If you like the original Catacombs, the Cavern of Soloth expansion offers a lot of bang for your buck. It’s nearly as big as the original game — the only things it lacks to be a stand-alone game are the game boards and pillar discs. Of the new Heroes, the Paladin is probably easier than the Barbarian. The Ice Princess seems a little less useful (or maybe harder to use) than the Elf. The Sorceress is also a little trickier than the Wizard — although you can use her spells multiple times, you’ll find yourself running out of Magic Points, and I like the Wizard’s spells better. The Witch Hunter can be very powerful, though, and I like him better than the Thief, who just gets you extra gold: his Artifacts can make him a formidable fighter if you can build them in time.
The new Catacomb Lords are very impressive, too, and the adjustable starting health lets you handicap the more experienced player to help balance the game.

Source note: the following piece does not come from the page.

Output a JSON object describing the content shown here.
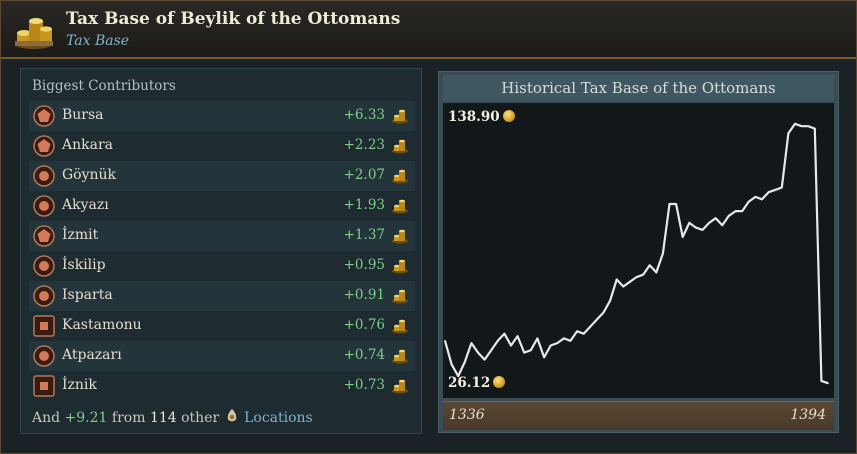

While the host of new abilities may have you consulting the rulebook more often, they do add a lot of variety to the types of attacks (and thus the types of strategies) players can employ.
Hordes of Vermin might be a slightly harder sell: it has nearly the same retail price, though chances are you can find it for less. It comes in a pocket-sized box and simply doesn’t look as impressive. Looks aren’t everything, though, and the vermin can make things very difficult for the heroes quite early. Again, it adds a host of new abilities, mostly for the Overseer this time. It’s definitely a keeper, but I’ll probably save it for when playing against pretty experienced Heroes. I’m not sure that new players would be able to handle the vermin swarms.
I still don’t get to play Catacombs as often as I’d wish — I even took all 3.5 pounds of it to PAX with me this year but never got the opportunity to break it out — but I enjoy it every time I do. There’s just something immensely satisfying about flicking things across a board at each other, and if you haven’t tried it yet you should give it a shot!
Disclosure: GeekDad received review copies of these games. All photos by Jonathan H. Liu